If the God of the Bible is the creator of the universe, then it is not possible to understand fully or even appropriately the processes of nature without any reference to that God.Wolfhart Pannenberg, Towards a Theology of Nature, 1993

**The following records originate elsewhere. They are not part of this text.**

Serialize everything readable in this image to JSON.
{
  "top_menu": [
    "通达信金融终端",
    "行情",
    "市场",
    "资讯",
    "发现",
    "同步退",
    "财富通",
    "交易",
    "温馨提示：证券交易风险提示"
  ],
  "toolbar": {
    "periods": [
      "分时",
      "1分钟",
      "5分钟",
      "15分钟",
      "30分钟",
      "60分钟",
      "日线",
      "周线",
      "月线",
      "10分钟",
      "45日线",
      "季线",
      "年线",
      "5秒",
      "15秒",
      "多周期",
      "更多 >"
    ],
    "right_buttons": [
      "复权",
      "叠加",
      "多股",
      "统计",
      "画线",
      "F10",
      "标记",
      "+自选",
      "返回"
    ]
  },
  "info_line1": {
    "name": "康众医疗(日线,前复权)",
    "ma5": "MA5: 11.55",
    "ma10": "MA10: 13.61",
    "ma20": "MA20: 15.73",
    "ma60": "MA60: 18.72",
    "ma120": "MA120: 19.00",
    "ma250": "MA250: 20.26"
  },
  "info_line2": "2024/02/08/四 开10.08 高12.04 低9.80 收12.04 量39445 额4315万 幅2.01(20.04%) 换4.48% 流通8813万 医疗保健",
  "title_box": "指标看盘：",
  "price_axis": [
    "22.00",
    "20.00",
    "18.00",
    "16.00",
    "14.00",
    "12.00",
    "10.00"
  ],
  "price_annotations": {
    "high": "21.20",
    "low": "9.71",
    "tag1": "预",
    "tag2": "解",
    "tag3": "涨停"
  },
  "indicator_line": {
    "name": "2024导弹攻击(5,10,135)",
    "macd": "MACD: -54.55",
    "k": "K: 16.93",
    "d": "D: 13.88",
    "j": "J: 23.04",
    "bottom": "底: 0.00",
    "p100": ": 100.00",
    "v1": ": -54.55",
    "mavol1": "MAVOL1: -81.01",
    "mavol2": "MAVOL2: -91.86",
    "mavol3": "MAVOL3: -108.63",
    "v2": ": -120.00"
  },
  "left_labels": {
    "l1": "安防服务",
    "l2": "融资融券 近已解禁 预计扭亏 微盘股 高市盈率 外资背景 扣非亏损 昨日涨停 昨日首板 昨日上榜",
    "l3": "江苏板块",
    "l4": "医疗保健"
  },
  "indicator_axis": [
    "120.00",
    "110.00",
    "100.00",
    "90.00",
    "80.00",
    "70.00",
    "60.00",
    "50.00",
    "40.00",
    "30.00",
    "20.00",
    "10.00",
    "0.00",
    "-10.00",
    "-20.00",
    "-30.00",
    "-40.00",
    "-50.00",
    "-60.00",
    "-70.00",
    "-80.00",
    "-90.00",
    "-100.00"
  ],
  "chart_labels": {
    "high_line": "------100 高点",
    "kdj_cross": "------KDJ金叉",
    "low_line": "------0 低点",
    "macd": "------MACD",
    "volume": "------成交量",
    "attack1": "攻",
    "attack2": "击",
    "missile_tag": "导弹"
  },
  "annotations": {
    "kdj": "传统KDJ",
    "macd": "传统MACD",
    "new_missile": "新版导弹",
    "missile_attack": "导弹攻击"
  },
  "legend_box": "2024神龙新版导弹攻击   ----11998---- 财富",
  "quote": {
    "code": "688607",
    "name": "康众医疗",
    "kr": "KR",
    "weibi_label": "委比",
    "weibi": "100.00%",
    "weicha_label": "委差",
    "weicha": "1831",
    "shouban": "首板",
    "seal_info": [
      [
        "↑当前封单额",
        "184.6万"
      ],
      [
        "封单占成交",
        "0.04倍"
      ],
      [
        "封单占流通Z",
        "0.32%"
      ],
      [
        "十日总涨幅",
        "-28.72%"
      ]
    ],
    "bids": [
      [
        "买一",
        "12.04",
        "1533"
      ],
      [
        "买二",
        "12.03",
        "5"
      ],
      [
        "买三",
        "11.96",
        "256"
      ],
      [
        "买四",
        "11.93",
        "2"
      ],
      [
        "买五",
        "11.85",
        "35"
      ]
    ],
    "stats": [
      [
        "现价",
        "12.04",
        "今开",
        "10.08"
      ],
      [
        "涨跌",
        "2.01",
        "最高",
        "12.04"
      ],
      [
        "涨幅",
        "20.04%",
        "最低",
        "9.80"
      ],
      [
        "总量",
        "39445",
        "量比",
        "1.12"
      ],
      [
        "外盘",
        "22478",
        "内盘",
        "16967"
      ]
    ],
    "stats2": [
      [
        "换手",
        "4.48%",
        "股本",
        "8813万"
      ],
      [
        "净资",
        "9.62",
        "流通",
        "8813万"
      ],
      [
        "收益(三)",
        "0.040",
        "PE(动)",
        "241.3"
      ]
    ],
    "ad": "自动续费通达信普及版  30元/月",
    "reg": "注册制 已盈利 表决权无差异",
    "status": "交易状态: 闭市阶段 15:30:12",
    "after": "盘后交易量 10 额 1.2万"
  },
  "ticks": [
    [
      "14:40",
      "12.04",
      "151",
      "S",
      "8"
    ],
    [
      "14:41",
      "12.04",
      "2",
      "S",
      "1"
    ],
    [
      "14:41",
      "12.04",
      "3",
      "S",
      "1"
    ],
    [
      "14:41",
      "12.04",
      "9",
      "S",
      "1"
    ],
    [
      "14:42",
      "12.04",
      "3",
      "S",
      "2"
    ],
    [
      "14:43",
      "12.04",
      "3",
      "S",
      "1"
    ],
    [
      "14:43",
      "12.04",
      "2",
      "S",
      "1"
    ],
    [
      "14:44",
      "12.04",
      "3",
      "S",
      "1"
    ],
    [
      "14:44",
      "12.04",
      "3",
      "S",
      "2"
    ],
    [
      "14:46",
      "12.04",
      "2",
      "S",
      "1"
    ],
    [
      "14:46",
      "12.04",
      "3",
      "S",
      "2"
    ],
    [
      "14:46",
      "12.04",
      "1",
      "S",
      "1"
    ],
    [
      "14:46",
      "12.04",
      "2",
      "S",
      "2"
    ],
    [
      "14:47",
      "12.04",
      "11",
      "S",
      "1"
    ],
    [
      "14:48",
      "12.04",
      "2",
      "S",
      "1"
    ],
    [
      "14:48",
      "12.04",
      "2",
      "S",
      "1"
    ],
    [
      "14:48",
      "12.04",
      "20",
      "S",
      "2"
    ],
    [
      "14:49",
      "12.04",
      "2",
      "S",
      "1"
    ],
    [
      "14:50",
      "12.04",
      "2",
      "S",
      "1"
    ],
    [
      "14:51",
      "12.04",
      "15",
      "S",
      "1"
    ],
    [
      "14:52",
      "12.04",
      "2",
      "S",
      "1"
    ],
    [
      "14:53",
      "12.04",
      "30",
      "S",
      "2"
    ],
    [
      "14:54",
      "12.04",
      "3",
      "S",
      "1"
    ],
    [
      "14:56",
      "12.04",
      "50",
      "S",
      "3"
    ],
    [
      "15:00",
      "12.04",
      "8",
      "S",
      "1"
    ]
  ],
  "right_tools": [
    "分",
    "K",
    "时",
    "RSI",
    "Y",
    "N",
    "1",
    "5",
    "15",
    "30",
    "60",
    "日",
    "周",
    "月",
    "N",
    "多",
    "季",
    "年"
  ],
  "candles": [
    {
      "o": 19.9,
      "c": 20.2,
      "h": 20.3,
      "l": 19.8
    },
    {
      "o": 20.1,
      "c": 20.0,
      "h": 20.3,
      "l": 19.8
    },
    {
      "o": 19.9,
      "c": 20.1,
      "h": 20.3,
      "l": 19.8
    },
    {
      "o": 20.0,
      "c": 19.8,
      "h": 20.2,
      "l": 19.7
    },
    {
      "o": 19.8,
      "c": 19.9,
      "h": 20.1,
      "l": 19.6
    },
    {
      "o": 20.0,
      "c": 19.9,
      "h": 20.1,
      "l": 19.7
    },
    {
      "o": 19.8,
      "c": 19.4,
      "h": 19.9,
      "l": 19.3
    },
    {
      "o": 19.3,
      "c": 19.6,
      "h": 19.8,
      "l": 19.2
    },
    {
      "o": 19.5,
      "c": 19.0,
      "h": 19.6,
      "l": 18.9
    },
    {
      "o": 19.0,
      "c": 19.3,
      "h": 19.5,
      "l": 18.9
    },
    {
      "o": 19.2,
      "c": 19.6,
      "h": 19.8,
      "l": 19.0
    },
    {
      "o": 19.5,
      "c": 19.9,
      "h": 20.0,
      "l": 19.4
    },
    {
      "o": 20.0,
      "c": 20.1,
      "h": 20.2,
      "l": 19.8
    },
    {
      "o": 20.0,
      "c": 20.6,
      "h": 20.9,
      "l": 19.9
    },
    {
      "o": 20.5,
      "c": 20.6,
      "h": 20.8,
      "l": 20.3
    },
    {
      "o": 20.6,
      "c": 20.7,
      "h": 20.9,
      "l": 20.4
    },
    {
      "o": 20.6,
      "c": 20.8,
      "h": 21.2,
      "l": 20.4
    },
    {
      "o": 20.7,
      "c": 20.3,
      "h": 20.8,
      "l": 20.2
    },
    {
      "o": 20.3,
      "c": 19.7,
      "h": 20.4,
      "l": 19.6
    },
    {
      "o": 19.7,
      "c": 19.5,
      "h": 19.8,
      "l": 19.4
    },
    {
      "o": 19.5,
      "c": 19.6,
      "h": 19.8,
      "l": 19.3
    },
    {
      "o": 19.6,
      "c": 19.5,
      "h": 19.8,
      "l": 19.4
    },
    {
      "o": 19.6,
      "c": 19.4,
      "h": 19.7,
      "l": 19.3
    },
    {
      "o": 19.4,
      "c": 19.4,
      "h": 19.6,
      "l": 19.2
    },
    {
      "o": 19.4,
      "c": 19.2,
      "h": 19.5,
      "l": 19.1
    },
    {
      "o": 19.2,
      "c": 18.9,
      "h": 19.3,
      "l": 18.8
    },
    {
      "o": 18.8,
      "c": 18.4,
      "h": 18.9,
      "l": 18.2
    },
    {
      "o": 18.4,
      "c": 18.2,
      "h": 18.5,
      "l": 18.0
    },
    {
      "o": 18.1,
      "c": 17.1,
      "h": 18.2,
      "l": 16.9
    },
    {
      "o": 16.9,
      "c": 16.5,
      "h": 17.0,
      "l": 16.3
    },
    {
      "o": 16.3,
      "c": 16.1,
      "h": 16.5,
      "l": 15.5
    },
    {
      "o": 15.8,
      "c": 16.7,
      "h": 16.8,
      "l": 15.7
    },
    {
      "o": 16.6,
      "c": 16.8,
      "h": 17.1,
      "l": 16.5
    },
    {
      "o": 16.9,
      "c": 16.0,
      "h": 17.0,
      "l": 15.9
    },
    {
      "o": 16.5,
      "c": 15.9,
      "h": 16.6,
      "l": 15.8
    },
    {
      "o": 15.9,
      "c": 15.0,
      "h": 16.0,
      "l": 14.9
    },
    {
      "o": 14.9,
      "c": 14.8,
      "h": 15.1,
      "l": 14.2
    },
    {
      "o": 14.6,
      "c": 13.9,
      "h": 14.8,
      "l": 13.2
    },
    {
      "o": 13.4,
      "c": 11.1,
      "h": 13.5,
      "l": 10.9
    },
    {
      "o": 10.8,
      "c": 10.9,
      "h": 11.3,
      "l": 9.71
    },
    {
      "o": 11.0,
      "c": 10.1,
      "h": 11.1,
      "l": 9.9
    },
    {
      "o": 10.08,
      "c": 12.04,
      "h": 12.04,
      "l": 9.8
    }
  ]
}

Thomas Torrance, the Scottish theologian responsible for bringing Barth’s work to the English speaking world, takes a position somewhere between Barth and Pannenberg. He suggested that a ‘theology of science’ might be more appropriate, and preferred to explore scientific ideas within a theological framework. Finally, McGrath has endeavoured to rescue natural theology and redefine it in a way that satisfies both evangelical scholars and serious scientists. One of the points that Holder stresses in his book is that Christians should be able to defend their faith without recourse to Christian texts or traditions, and that scientific evidence is an important part of that defence. I agree. There’s no point believing in something that can’t be verified in any way by external sources. I do think, though, that there’s a very important place for the thought experiment approach that McGrath puts forward in many of his writings. If God exists, and if he really did reveal himself in the person of Jesus Christ, then what we see in the world should make the most sense in the light of Christian theology. I think it’s important to move as quickly as possible from examining evidence for the existence of God to imagination (or thought experiment) and real-world experience. It’s only then that we find out what’s actually out there, and can have the most useful dialogue.